Bargain, O and U Aminjonov (2020b), “Trust and compliance to public health policies in the time of COVID-19”, Journal of Public Economics 192: 104316.

Bouckaert, G (2012), “Trust and public administration”, Administration 60(1): 91-115.

Brezzi, M, S González, D Nguyen and M Prats (2021), "An updated OECD framework on drivers of trust in public institutions to meet current and future challenges", OECD Working Papers on Public Governance, OECD Publishing, Paris.

Fairbrother, M, G Arrhenius, K Bykvist and T Campbell (2021), “Governing for Future Generations: How Political Trust Shapes Attitudes Towards Climate and Debt Policies”, Frontiers in Political Science 3.

Nguyen, D, V Frey, S González and M Brezzi (2022), "Survey design and technical documentation supporting the 2021 OECD Survey on Drivers of Trust in Government Institutions", OECD Working Papers on Public Governance,OECD Publishing, Paris.
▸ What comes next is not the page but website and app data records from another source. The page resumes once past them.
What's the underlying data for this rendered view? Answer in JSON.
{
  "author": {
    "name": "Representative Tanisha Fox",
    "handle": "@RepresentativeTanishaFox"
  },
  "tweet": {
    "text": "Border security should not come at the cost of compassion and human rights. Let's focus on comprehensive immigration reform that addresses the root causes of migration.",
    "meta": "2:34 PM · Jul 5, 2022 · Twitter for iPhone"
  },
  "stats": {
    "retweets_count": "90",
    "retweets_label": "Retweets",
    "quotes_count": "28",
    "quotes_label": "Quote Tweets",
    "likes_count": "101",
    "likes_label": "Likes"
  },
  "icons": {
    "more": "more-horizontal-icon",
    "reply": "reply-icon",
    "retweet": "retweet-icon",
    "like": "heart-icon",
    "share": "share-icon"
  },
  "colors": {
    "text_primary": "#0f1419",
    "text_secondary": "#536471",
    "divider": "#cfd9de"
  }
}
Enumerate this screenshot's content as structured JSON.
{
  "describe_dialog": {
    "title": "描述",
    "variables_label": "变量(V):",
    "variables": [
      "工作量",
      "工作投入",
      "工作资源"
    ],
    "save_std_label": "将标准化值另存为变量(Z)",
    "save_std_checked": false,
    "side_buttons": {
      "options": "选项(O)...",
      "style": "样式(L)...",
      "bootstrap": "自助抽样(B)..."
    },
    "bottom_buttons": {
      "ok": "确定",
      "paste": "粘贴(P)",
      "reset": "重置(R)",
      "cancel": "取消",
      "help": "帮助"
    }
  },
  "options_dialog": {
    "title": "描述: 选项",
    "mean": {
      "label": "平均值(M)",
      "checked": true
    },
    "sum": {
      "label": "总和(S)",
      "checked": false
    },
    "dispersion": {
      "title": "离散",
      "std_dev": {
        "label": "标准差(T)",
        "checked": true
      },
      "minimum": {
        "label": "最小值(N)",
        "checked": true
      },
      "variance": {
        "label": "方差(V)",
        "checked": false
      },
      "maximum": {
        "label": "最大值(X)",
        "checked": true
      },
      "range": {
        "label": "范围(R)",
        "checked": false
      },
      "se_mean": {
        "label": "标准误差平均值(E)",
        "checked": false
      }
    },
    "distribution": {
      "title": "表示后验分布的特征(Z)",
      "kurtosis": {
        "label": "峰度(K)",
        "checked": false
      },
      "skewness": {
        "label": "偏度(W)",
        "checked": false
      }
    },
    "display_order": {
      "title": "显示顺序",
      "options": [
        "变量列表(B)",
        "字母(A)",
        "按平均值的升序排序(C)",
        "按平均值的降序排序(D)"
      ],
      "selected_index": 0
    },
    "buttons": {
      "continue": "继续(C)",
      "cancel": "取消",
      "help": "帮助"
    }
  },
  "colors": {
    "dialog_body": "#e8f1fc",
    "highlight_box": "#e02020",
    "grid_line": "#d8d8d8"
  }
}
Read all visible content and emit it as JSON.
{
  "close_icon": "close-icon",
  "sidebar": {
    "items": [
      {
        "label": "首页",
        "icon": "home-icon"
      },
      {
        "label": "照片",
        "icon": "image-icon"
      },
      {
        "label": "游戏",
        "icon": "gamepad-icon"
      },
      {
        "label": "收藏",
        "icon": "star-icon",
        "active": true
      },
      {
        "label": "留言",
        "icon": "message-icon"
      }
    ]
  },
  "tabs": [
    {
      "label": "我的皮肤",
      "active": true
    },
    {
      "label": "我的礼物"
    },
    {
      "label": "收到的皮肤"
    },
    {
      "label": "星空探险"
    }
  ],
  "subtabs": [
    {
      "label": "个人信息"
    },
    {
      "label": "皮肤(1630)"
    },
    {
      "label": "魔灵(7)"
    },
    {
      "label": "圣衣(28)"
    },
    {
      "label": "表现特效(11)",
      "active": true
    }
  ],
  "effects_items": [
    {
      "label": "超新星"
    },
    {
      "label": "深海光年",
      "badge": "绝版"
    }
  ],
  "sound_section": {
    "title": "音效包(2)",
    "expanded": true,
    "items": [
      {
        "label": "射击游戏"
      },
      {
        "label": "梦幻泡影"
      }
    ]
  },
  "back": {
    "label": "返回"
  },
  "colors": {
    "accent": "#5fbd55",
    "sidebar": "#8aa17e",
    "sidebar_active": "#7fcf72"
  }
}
OECD (2022), Building Trust to Reinforce Democracy: Main Findings from the 2021 OECD Survey on Drivers of Trust in Public Institutions, OECD Publishing, Paris.

Stantcheva S, A Dechezlepretre, A Fabre, B Planterose and A Sanchez Chico (2022) “Fighting Climate Change: International Attitudes Toward Climate Policies”, NBER Working Paper 30265.

Van de Walle, S and K Migchelbrink (2020), “Institutional quality, corruption, and impartiality: the role of process and outcome for citizen trust in public administration in 173 European regions”, Journal of Economic Policy Reform 25(1): 1-19.


  1. “…Trust in government surges to “extraordinary high’ amid COVID” – The Guardian, Australia News, December 2020.
  2. “Public trust crumbles during COVID-19”, Reuters, January 2021.